Timeless…The Musical Legacy, by Badfinger
I have to say that Badfinger is one of my favorite musical acts of all time. A Welsh power pop group that was mentored by the Beatles (and received some songs and musical assistance from a couple of members of the group during the course of their career) and was once on Apple Records until it fell apart, the group had a great body of work during its heyday in the late 1960’s and early 1970’s but seemed to be absolutely snakebit when it came to issues of business that led in large part to intense conflicts and difficulties that led its two most creative members to commit suicide. Even with that tragic history, the group managed to create some amazing music that has a timeless legacy, even if they are not nearly as well known as they should be. This album serves as a somewhat rare example of a retrospective that does not involve a re-recording that provides a listen to the remastered versions of their timeless hits.
This particular compilation is a beefy one at sixteen tracks. The first half or so of the compilation is made up of songs that many people who are fond of 70’s power pop might be familiar with–including such classics as Day After Day, Without You (remade into a hit by Henry Nilsson and later covered by Mariah Carey), Come And Get It, Maybe Tomorrow, No Matter What, Baby Blue, and Name Of The Game. Interspersed with these songs that the casual listener may be familiar with are lesser known tracks like Rock Of All Ages, I’ll Be The One, Apple Of My Eye, Suitcase, the title track Timeless, Dennis, and Love Is Gonna Come At Last that are focused on the latter part of the album. A mixture of popular and obscure songs, with a variety of sounds, many of them guitar driven but some of them piano-driven, some of them slow and melancholy ballads and others driving rock tunes, this album gives a good picture of the body of work of Badfinger as a whole.

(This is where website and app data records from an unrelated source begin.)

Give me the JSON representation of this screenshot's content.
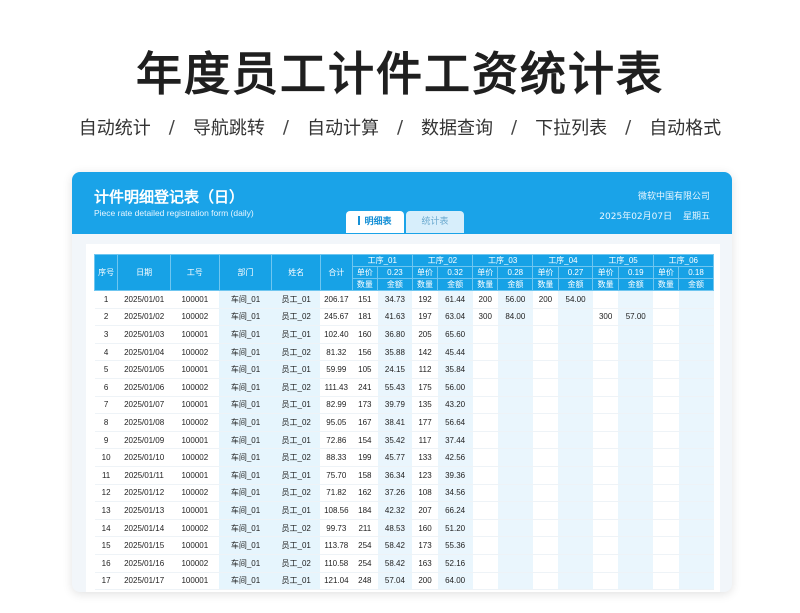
{
  "hero": {
    "title": "年度员工计件工资统计表",
    "features": [
      "自动统计",
      "导航跳转",
      "自动计算",
      "数据查询",
      "下拉列表",
      "自动格式"
    ],
    "separator": "/"
  },
  "card": {
    "title": "计件明细登记表（日）",
    "subtitle": "Piece rate detailed registration form (daily)",
    "company": "微软中国有限公司",
    "date": "2025年02月07日",
    "weekday": "星期五",
    "tabs": [
      {
        "label": "明细表",
        "active": true
      },
      {
        "label": "统计表",
        "active": false
      }
    ],
    "colors": {
      "header": "#1aa3e8",
      "table_header": "#17a2e6",
      "tint": "#e6f5fd"
    }
  },
  "table": {
    "headers": {
      "seq": "序号",
      "date": "日期",
      "id": "工号",
      "dept": "部门",
      "name": "姓名",
      "total": "合计",
      "price_label": "单价",
      "qty_label": "数量",
      "amount_label": "金额"
    },
    "processes": [
      {
        "name": "工序_01",
        "price": "0.23"
      },
      {
        "name": "工序_02",
        "price": "0.32"
      },
      {
        "name": "工序_03",
        "price": "0.28"
      },
      {
        "name": "工序_04",
        "price": "0.27"
      },
      {
        "name": "工序_05",
        "price": "0.19"
      },
      {
        "name": "工序_06",
        "price": "0.18"
      }
    ],
    "rows": [
      {
        "seq": "1",
        "date": "2025/01/01",
        "id": "100001",
        "dept": "车间_01",
        "name": "员工_01",
        "total": "206.17",
        "p": [
          [
            "151",
            "34.73"
          ],
          [
            "192",
            "61.44"
          ],
          [
            "200",
            "56.00"
          ],
          [
            "200",
            "54.00"
          ],
          [
            "",
            ""
          ],
          [
            "",
            ""
          ]
        ]
      },
      {
        "seq": "2",
        "date": "2025/01/02",
        "id": "100002",
        "dept": "车间_01",
        "name": "员工_02",
        "total": "245.67",
        "p": [
          [
            "181",
            "41.63"
          ],
          [
            "197",
            "63.04"
          ],
          [
            "300",
            "84.00"
          ],
          [
            "",
            ""
          ],
          [
            "300",
            "57.00"
          ],
          [
            "",
            ""
          ]
        ]
      },
      {
        "seq": "3",
        "date": "2025/01/03",
        "id": "100001",
        "dept": "车间_01",
        "name": "员工_01",
        "total": "102.40",
        "p": [
          [
            "160",
            "36.80"
          ],
          [
            "205",
            "65.60"
          ],
          [
            "",
            ""
          ],
          [
            "",
            ""
          ],
          [
            "",
            ""
          ],
          [
            "",
            ""
          ]
        ]
      },
      {
        "seq": "4",
        "date": "2025/01/04",
        "id": "100002",
        "dept": "车间_01",
        "name": "员工_02",
        "total": "81.32",
        "p": [
          [
            "156",
            "35.88"
          ],
          [
            "142",
            "45.44"
          ],
          [
            "",
            ""
          ],
          [
            "",
            ""
          ],
          [
            "",
            ""
          ],
          [
            "",
            ""
          ]
        ]
      },
      {
        "seq": "5",
        "date": "2025/01/05",
        "id": "100001",
        "dept": "车间_01",
        "name": "员工_01",
        "total": "59.99",
        "p": [
          [
            "105",
            "24.15"
          ],
          [
            "112",
            "35.84"
          ],
          [
            "",
            ""
          ],
          [
            "",
            ""
          ],
          [
            "",
            ""
          ],
          [
            "",
            ""
          ]
        ]
      },
      {
        "seq": "6",
        "date": "2025/01/06",
        "id": "100002",
        "dept": "车间_01",
        "name": "员工_02",
        "total": "111.43",
        "p": [
          [
            "241",
            "55.43"
          ],
          [
            "175",
            "56.00"
          ],
          [
            "",
            ""
          ],
          [
            "",
            ""
          ],
          [
            "",
            ""
          ],
          [
            "",
            ""
          ]
        ]
      },
      {
        "seq": "7",
        "date": "2025/01/07",
        "id": "100001",
        "dept": "车间_01",
        "name": "员工_01",
        "total": "82.99",
        "p": [
          [
            "173",
            "39.79"
          ],
          [
            "135",
            "43.20"
          ],
          [
            "",
            ""
          ],
          [
            "",
            ""
          ],
          [
            "",
            ""
          ],
          [
            "",
            ""
          ]
        ]
      },
      {
        "seq": "8",
        "date": "2025/01/08",
        "id": "100002",
        "dept": "车间_01",
        "name": "员工_02",
        "total": "95.05",
        "p": [
          [
            "167",
            "38.41"
          ],
          [
            "177",
            "56.64"
          ],
          [
            "",
            ""
          ],
          [
            "",
            ""
          ],
          [
            "",
            ""
          ],
          [
            "",
            ""
          ]
        ]
      },
      {
        "seq": "9",
        "date": "2025/01/09",
        "id": "100001",
        "dept": "车间_01",
        "name": "员工_01",
        "total": "72.86",
        "p": [
          [
            "154",
            "35.42"
          ],
          [
            "117",
            "37.44"
          ],
          [
            "",
            ""
          ],
          [
            "",
            ""
          ],
          [
            "",
            ""
          ],
          [
            "",
            ""
          ]
        ]
      },
      {
        "seq": "10",
        "date": "2025/01/10",
        "id": "100002",
        "dept": "车间_01",
        "name": "员工_02",
        "total": "88.33",
        "p": [
          [
            "199",
            "45.77"
          ],
          [
            "133",
            "42.56"
          ],
          [
            "",
            ""
          ],
          [
            "",
            ""
          ],
          [
            "",
            ""
          ],
          [
            "",
            ""
          ]
        ]
      },
      {
        "seq": "11",
        "date": "2025/01/11",
        "id": "100001",
        "dept": "车间_01",
        "name": "员工_01",
        "total": "75.70",
        "p": [
          [
            "158",
            "36.34"
          ],
          [
            "123",
            "39.36"
          ],
          [
            "",
            ""
          ],
          [
            "",
            ""
          ],
          [
            "",
            ""
          ],
          [
            "",
            ""
          ]
        ]
      },
      {
        "seq": "12",
        "date": "2025/01/12",
        "id": "100002",
        "dept": "车间_01",
        "name": "员工_02",
        "total": "71.82",
        "p": [
          [
            "162",
            "37.26"
          ],
          [
            "108",
            "34.56"
          ],
          [
            "",
            ""
          ],
          [
            "",
            ""
          ],
          [
            "",
            ""
          ],
          [
            "",
            ""
          ]
        ]
      },
      {
        "seq": "13",
        "date": "2025/01/13",
        "id": "100001",
        "dept": "车间_01",
        "name": "员工_01",
        "total": "108.56",
        "p": [
          [
            "184",
            "42.32"
          ],
          [
            "207",
            "66.24"
          ],
          [
            "",
            ""
          ],
          [
            "",
            ""
          ],
          [
            "",
            ""
          ],
          [
            "",
            ""
          ]
        ]
      },
      {
        "seq": "14",
        "date": "2025/01/14",
        "id": "100002",
        "dept": "车间_01",
        "name": "员工_02",
        "total": "99.73",
        "p": [
          [
            "211",
            "48.53"
          ],
          [
            "160",
            "51.20"
          ],
          [
            "",
            ""
          ],
          [
            "",
            ""
          ],
          [
            "",
            ""
          ],
          [
            "",
            ""
          ]
        ]
      },
      {
        "seq": "15",
        "date": "2025/01/15",
        "id": "100001",
        "dept": "车间_01",
        "name": "员工_01",
        "total": "113.78",
        "p": [
          [
            "254",
            "58.42"
          ],
          [
            "173",
            "55.36"
          ],
          [
            "",
            ""
          ],
          [
            "",
            ""
          ],
          [
            "",
            ""
          ],
          [
            "",
            ""
          ]
        ]
      },
      {
        "seq": "16",
        "date": "2025/01/16",
        "id": "100002",
        "dept": "车间_01",
        "name": "员工_02",
        "total": "110.58",
        "p": [
          [
            "254",
            "58.42"
          ],
          [
            "163",
            "52.16"
          ],
          [
            "",
            ""
          ],
          [
            "",
            ""
          ],
          [
            "",
            ""
          ],
          [
            "",
            ""
          ]
        ]
      },
      {
        "seq": "17",
        "date": "2025/01/17",
        "id": "100001",
        "dept": "车间_01",
        "name": "员工_01",
        "total": "121.04",
        "p": [
          [
            "248",
            "57.04"
          ],
          [
            "200",
            "64.00"
          ],
          [
            "",
            ""
          ],
          [
            "",
            ""
          ],
          [
            "",
            ""
          ],
          [
            "",
            ""
          ]
        ]
      }
    ]
  }
}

Overall, listening to this compilation in the aftermath of the division and misery suffered by the band and its members over the course of the last few decades casts a heavy feeling of melancholy and sorrow. Knowing how things turned out for the group makes songs like Timeless, Suitcase, Rock Of All Ages, Dennis, and Apple Of My Eye particularly deep in meaning and significance, and mocks the hopes of more optimistic tracks like Maybe Tomorrow and Love Is Gonna Come At Last. Over and over again, the group explored themes of loneliness and isolation, hope and despair, memory, love, and concerns about money and interpersonal conflict. These themes helped define their existence as a band as well as their own lives, and remind us that the timeless of their music came a wellspring of trouble that the group turned into haunting and beautiful music that remains resonant today, even likely among those who do not know this history in detail.